We both looked at each other - it was time to make some Banman-like quick decisions. This was the only way to Ushuaia, and our only other option was to backtrack a bit and make it to Punta Arenas. That would mean abandoning our plan to drive the final 400 Kms to Ushuaia and not making it to the southernmost permanent settlement in the world. Well, technically, even that statement isn't true - the southernmost settlement in the world is actually a town in Chile called Puerto Williams, 20 miles due south of Ushuaia.
I remembered reading while reasearching our trip that the only way to get to Puerto Williams is by airplane from Punta Arenas, so I told Bob that, if we made it to Punta Arenas, we could fly into Puerto Williams in the next couple of days, and unlike most overlanders, legitimately claim we had reached the southernmost settlement in the world!
So, we backed out of line at the ferry after waiting just 15 minutes, and drove the next 2 hours to Punta Arenas, where we have officially ended the self-driving portion of our trip. Yes, that's it!
We are working on finding someone to help us sell Manuel in the next two days, after which we will get to Puerto Williams, and then home! Hard to believe that we have probably parked Manuel for the last time and our journey is almost done - it all happened so abruptly, we are both sitting in the hotel room rather quiet and shocked.
We are going to head out for a celebratory drink, and then will start preparing Manuel for his new life in Chile!
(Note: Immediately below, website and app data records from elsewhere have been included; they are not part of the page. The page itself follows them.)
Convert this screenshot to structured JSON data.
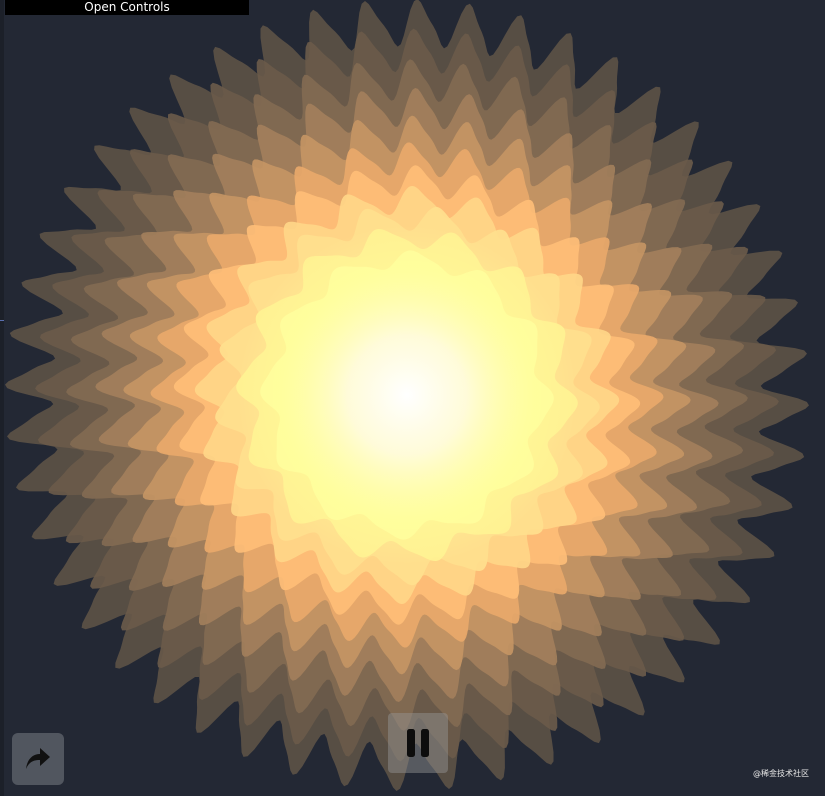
{
  "controls": {
    "open_label": "Open Controls"
  },
  "buttons": {
    "share_icon": "share-arrow-icon",
    "pause_icon": "pause-icon"
  },
  "watermark": {
    "text": "@稀金技术社区"
  },
  "colors": {
    "background": "#232834",
    "layers": [
      "#5b5046",
      "#6a5a4a",
      "#826a52",
      "#a3805c",
      "#c59664",
      "#eaaa6a",
      "#ffbf78",
      "#ffd688",
      "#ffe08e",
      "#fff392",
      "#ffff9e"
    ],
    "core": "#ffffff"
  }
}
Stay tuned for our adventures in trying to sell our car in Chile - we will report back tomorrow!
“Travel is fatal to prejudice, bigotry, and narrow-mindedness, and many of our people need it sorely on these accounts. Broad, wholesome, charitable views of men and things cannot be acquired by vegetating in one little corner of the earth all one's lifetime.”
- Mark Twain